In the film about Jackie Robinson's first year in the majors, Chapman shows up spitting one racial epithet after another from in front of the Phillies' dugout at Ebbets Field, a monologue of bitter bigotry that left Tudyk feeling slightly hungover after each day of filming.
Chanoch Ze'evi's documentary, Hitler's Children, tracks down survivors of the top command of Adolf Hitler's Third Reich. What they've made of the world is unique from person to person and raises questions in the viewer, as well.
You know what an audience-friendly film is. It tells a story that engages you about characters you can like and root for. Yet those films -- movies that seek to tell a story that uplifts or inspires -- often get short shrift from critics for that reason alone.
In telling Robinson's story, Helgeland doesn't dwell on the endless barrage of racist bile that Robinson (and his wife) endured, but he doesn't shy from it either. As a result, Robinson's achievement takes on more meaning and more power.

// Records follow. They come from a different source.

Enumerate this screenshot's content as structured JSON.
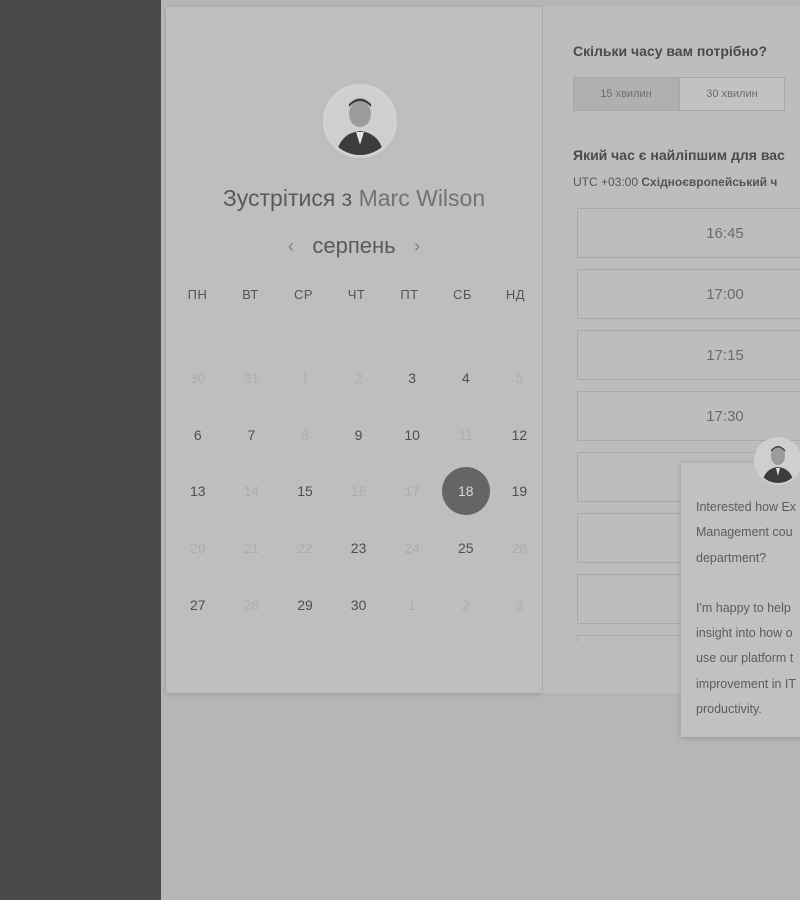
{
  "calendar": {
    "title_prefix": "Зустрітися з",
    "host_name": "Marc Wilson",
    "month": "серпень",
    "prev_arrow": "‹",
    "next_arrow": "›",
    "weekdays": [
      "ПН",
      "ВТ",
      "СР",
      "ЧТ",
      "ПТ",
      "СБ",
      "НД"
    ],
    "weeks": [
      [
        {
          "d": "30",
          "available": false
        },
        {
          "d": "31",
          "available": false
        },
        {
          "d": "1",
          "available": false
        },
        {
          "d": "2",
          "available": false
        },
        {
          "d": "3",
          "available": true
        },
        {
          "d": "4",
          "available": true
        },
        {
          "d": "5",
          "available": false
        }
      ],
      [
        {
          "d": "6",
          "available": true
        },
        {
          "d": "7",
          "available": true
        },
        {
          "d": "8",
          "available": false
        },
        {
          "d": "9",
          "available": true
        },
        {
          "d": "10",
          "available": true
        },
        {
          "d": "11",
          "available": false
        },
        {
          "d": "12",
          "available": true
        }
      ],
      [
        {
          "d": "13",
          "available": true
        },
        {
          "d": "14",
          "available": false
        },
        {
          "d": "15",
          "available": true
        },
        {
          "d": "16",
          "available": false
        },
        {
          "d": "17",
          "available": false
        },
        {
          "d": "18",
          "available": true,
          "selected": true
        },
        {
          "d": "19",
          "available": true
        }
      ],
      [
        {
          "d": "20",
          "available": false
        },
        {
          "d": "21",
          "available": false
        },
        {
          "d": "22",
          "available": false
        },
        {
          "d": "23",
          "available": true
        },
        {
          "d": "24",
          "available": false
        },
        {
          "d": "25",
          "available": true
        },
        {
          "d": "26",
          "available": false
        }
      ],
      [
        {
          "d": "27",
          "available": true
        },
        {
          "d": "28",
          "available": false
        },
        {
          "d": "29",
          "available": true
        },
        {
          "d": "30",
          "available": true
        },
        {
          "d": "1",
          "available": false
        },
        {
          "d": "2",
          "available": false
        },
        {
          "d": "3",
          "available": false
        }
      ]
    ]
  },
  "booking": {
    "duration_question": "Скільки часу вам потрібно?",
    "durations": [
      {
        "label": "15 хвилин",
        "active": true
      },
      {
        "label": "30 хвилин",
        "active": false
      }
    ],
    "time_question": "Який час є найліпшим для вас",
    "tz_offset": "UTC +03:00",
    "tz_name": "Східноєвропейський ч",
    "slots": [
      "16:45",
      "17:00",
      "17:15",
      "17:30",
      "",
      "",
      "",
      ""
    ]
  },
  "chat": {
    "paragraph1": "Interested how Ex Management cou department?",
    "paragraph2": "I'm happy to help insight into how o use our platform t improvement in IT productivity.",
    "lines1": [
      "Interested how Ex",
      "Management cou",
      "department?"
    ],
    "lines2": [
      "I'm happy to help",
      "insight into how o",
      "use our platform t",
      "improvement in IT",
      "productivity."
    ]
  }
}
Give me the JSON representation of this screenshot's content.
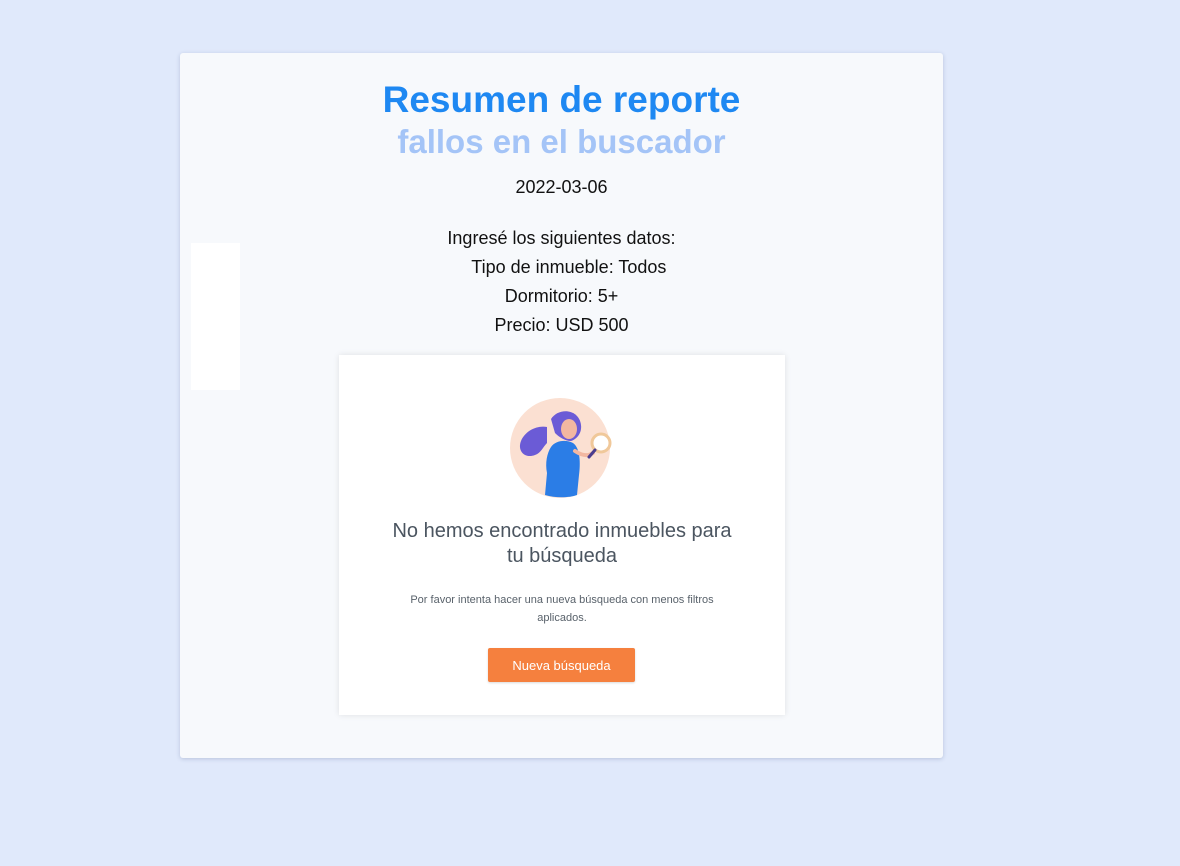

If Terrence Malick's The Tree of Life was too much the dialogue-driven, story-heavy film for your liking, you'll probably be more in the mood for his latest, To the Wonder, which features Ben Affleck, Rachel McAdams and Olga Kurylenko in its cast.
To say that Evil Dead is a film for a specific audience is an understatement. If things like dismemberment and self-mutilation make you queasy -- as they would any normal person -- then you probably shouldn't even visit the same multiplex where this film is showing.
This is a film that challenges the audience to plug into the story and stick with it. But if you do, it pays off with a portrait of a manipulative, dark character, one who continually surprises the viewer with his choices.
Andrew Niccol's film of The Host starts so well that, when it suddenly slows to a crawl 20 minutes later, your impulse is to give it some slack -- to let it find its feet and get back on track.
Unfortunately, it never does.
At this point in movie history, the Hollywood studios are to movies what McDonald's is to cuisine: a factory producing products that are nearly identical in their lack of depth, quality or concern for the viewing audience's intellect.
A second-rate Die Hard knock-off with Gerard Butler playing the Bruce Willis role, Olympus Has Fallen is preposterously overblown, an action movie that seems to prove the old saying: If brains were gunpowder, this movie wouldn't have enough to blow its own nose.
A blend of archival footage and recreations of the cave and these people in their younger days, No Place on Earth is both a reminder of a horrifying period in history and a primer on the resilience and determination of which human beings are capable.
The darling of the Australian Academy Awards and a hit on the festival circuit, The Sapphires is that pure treat: an aggressively entertaining movie about the struggle, uplift, romance and joy of music.
The Incredible Burt Wonderstone is a movie for 8-year-olds who haven't seen a lot of movies and provide fresh eyes for its tired gags. Anyone older will see every punchline coming long before it arrives.